PINKBIKE FIELD TRIP
NORCO FLUID HT 1
Loves all-day pedal fests.
Words by Sarah Moore, Photography by Tom Richards
We're halfway through the hardtail reviews in our Field Trip value bike series
and up next is the Norco Fluid yHT 1, a hardtail that comes with a 120mm fork and retails for $1,499 USD. Norco says it's built around a "progressive aluminum frame design to create the ultimate singletrack adventure hardtail."
The sparkly black Fluid HT frame is available in 27.5" wheels in the smaller sizes and 29" wheels in the larger sizes, with medium-sized rides having the choice of either wheel size.

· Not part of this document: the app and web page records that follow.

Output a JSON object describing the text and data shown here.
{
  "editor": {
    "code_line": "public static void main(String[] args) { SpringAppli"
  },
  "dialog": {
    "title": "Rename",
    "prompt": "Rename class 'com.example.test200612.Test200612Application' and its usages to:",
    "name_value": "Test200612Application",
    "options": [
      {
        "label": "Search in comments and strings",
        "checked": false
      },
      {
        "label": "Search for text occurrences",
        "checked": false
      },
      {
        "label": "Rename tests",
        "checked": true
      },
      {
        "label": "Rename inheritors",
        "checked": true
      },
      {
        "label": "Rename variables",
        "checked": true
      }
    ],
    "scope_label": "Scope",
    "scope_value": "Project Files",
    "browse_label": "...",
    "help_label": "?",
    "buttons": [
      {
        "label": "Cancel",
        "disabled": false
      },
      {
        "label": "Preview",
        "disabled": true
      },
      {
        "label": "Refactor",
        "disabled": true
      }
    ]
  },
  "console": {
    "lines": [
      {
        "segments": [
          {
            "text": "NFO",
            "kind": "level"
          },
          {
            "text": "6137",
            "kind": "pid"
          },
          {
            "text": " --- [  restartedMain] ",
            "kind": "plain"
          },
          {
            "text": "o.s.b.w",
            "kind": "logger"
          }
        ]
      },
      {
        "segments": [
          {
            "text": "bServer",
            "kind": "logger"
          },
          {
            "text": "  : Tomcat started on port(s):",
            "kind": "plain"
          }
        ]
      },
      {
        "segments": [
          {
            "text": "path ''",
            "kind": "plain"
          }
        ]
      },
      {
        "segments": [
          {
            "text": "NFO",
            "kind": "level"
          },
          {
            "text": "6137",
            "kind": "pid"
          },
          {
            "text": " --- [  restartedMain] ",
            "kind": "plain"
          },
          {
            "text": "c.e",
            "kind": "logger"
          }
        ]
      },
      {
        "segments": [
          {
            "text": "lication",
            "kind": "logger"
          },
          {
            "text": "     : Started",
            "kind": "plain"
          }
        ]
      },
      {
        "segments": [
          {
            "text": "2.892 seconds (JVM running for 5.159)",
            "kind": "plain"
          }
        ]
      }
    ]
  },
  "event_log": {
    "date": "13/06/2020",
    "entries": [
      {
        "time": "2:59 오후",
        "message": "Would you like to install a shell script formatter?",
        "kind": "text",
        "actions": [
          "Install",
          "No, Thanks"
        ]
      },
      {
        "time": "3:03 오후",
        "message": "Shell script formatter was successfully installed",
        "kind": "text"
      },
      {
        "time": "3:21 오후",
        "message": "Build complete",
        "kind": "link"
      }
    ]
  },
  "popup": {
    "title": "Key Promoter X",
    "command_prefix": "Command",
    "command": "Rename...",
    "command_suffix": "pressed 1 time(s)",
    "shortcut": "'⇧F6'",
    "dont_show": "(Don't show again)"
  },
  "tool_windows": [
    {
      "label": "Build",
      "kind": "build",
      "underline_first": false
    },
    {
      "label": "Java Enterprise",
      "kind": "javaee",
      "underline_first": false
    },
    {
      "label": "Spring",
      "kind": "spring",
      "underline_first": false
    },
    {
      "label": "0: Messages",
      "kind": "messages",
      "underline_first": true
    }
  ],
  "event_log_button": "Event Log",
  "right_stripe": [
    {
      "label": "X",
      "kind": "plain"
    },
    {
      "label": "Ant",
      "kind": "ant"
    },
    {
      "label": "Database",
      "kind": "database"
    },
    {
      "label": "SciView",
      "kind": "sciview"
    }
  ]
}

The aluminum frame is pretty straightforward with internal cable routing, a threaded bottom bracket, and a Boost thru-axle rear end.
Norco Fluid HT 1
Fork travel: 120mm
Wheel size: 27.5" & 29"
Frame construction: aluminum
Head angle: 66.5 degrees
Chainstay length: 430mm
Reach: 440mm (medium)
Sizes: XS-S-M (27.5") & M-L-XL (29")
Weight: 31 lbs / 14.1 kg
Price: $1,499 USD
More info: www.norco.com
As for geometry, up front the Fluid has a 66.5-degree head angle and that's paired with a 74.5-degree seat angle. Reaches range from just 380mm on the XS all the way up to 500mm on the XL, with the medium-sized 29er we rode sitting at 440mm. All sizes, no matter what the wheel size, come with 430mm chainstays.
There are only two Fluid HT to choose from, with our $1,499 USD HT 1 being the fanciest option with its 120mm X-Fusion RC32 fork, a Shimano Deore drivetrain, Tektro HD-M275 Hydraulic brakes, and a TransX dropper post. If you’ve got a bit less to spend, the HT 2 uses the same frame kitted out with an SR Suntour fork and Deore 11-speed drivetrain. It goes for $1,199 USD and Norco has still managed to spec a dropper post at that price.Climbing
They're all hardtails, how different can they be? Well, you'd be right that there isn't a whole lot of pedal bob on any of them on the climbs, but you would be surprised by how different they feel. On our test lap on the Sunshine Coast, the Fluid proved to be a capable cross-country hardtail on the climbs and its 120mm X-Fusion fork made it feel snappy and responsive. You're not in as aggressive a climbing position on the Fluid as you are on the BMC Two Stroke, but that actually makes it more comfortable for tackling a long day, without it feeling like you're sacrificing efficiency. The longer top tube on the Norco makes it feel less cramped than the Vitus, which comes in handy for putting down power on the climbs.
If faced with a long day in the saddle and 10,000 feet of climbing, the Fluid would be a great choice. There's a big 11-51 tooth spread on the cassette, which is key to making climbing enjoyable, especially if you're a newer rider. While the Maxxis Ardent tires don't provide much traction if you're tackling a climb in wet conditions, they are fast rolling and provide plenty of traction in dry conditions. Overall, the Fluid likes to be pedalled hard and excels on tricky, twisty uphill sections of trail. Descending
The Fluid loves fast, smooth sections of trail and accelerates quickly when you pump into the terrain. It's responsive and speedy and much more aggressive than a traditional cross-country bike, with its dropper post and 120mm X-Fusion fork. If you're a precise rider, with lots of smooth, fast trails, the Fluid is going to be a really fun trail companion.
When you get into rougher sections, the Fluid feels quite nervous, and is no match for the Rocky Mountain Growler on those types on trails. It has 20mm less travel and a steeper head tube angle and you really do feel that when you're pointed down the trail. Basically, you're just closer to the edge when you're on the Fluid and you have to be a lot more precise with your lines. The Fluid isn't the kind of bike you're going to go smashing through things on, you'll want to choose the smoothest line you can.
One thing you'll also notice on the descents is that the brakes don't provide a lot of bite or power. There's also a 750mm wide bar, which may be too narrow for some riders. You're going to want to upgrade those brakes and likely choose a wider bar if you want to feel more confident on the descents.
Fast and fun on flowy trails+
Fork is a highlight of the build
Nervous at speed and on rougher terrain-
Tektro brakes lack power
The 2021 Pinkbike Field Test was made possible with support from Toyota.
Video: Jason Lucas, Max Barron
Editing: Max Barron